RECORDS FOR THIS TASK →
----

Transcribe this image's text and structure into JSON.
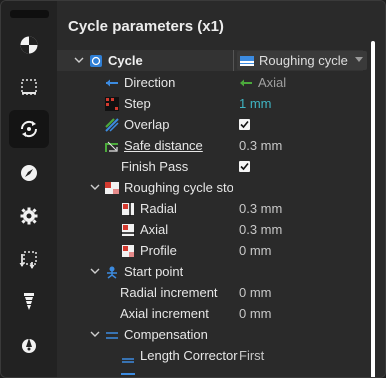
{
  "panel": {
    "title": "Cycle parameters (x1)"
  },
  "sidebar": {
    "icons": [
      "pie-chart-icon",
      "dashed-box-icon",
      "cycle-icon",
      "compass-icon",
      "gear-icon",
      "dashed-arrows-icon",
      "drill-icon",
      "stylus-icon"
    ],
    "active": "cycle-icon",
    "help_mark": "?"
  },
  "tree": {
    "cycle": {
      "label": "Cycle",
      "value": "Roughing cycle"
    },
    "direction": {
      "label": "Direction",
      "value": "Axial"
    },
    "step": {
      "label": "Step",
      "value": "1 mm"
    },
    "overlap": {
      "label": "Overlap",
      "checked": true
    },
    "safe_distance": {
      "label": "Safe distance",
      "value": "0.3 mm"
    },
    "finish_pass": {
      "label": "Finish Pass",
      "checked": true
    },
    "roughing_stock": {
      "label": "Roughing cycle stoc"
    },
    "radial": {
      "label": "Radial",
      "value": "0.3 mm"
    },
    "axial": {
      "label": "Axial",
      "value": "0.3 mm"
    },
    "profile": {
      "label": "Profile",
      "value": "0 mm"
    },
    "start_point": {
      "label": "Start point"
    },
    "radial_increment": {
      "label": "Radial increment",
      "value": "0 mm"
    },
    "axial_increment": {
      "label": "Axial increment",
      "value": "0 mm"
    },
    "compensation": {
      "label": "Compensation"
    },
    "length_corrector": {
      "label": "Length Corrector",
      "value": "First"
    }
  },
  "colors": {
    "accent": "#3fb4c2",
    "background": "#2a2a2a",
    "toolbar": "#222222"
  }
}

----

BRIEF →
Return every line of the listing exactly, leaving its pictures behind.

RESULT BELOW →
Transcribe this image's text and structure into JSON.
{
  "panel": {
    "title": "Cycle parameters (x1)"
  },
  "sidebar": {
    "icons": [
      "pie-chart-icon",
      "dashed-box-icon",
      "cycle-icon",
      "compass-icon",
      "gear-icon",
      "dashed-arrows-icon",
      "drill-icon",
      "stylus-icon"
    ],
    "active": "cycle-icon",
    "help_mark": "?"
  },
  "tree": {
    "cycle": {
      "label": "Cycle",
      "value": "Roughing cycle"
    },
    "direction": {
      "label": "Direction",
      "value": "Axial"
    },
    "step": {
      "label": "Step",
      "value": "1 mm"
    },
    "overlap": {
      "label": "Overlap",
      "checked": true
    },
    "safe_distance": {
      "label": "Safe distance",
      "value": "0.3 mm"
    },
    "finish_pass": {
      "label": "Finish Pass",
      "checked": true
    },
    "roughing_stock": {
      "label": "Roughing cycle stoc"
    },
    "radial": {
      "label": "Radial",
      "value": "0.3 mm"
    },
    "axial": {
      "label": "Axial",
      "value": "0.3 mm"
    },
    "profile": {
      "label": "Profile",
      "value": "0 mm"
    },
    "start_point": {
      "label": "Start point"
    },
    "radial_increment": {
      "label": "Radial increment",
      "value": "0 mm"
    },
    "axial_increment": {
      "label": "Axial increment",
      "value": "0 mm"
    },
    "compensation": {
      "label": "Compensation"
    },
    "length_corrector": {
      "label": "Length Corrector",
      "value": "First"
    }
  },
  "colors": {
    "accent": "#3fb4c2",
    "background": "#2a2a2a",
    "toolbar": "#222222"
  }
}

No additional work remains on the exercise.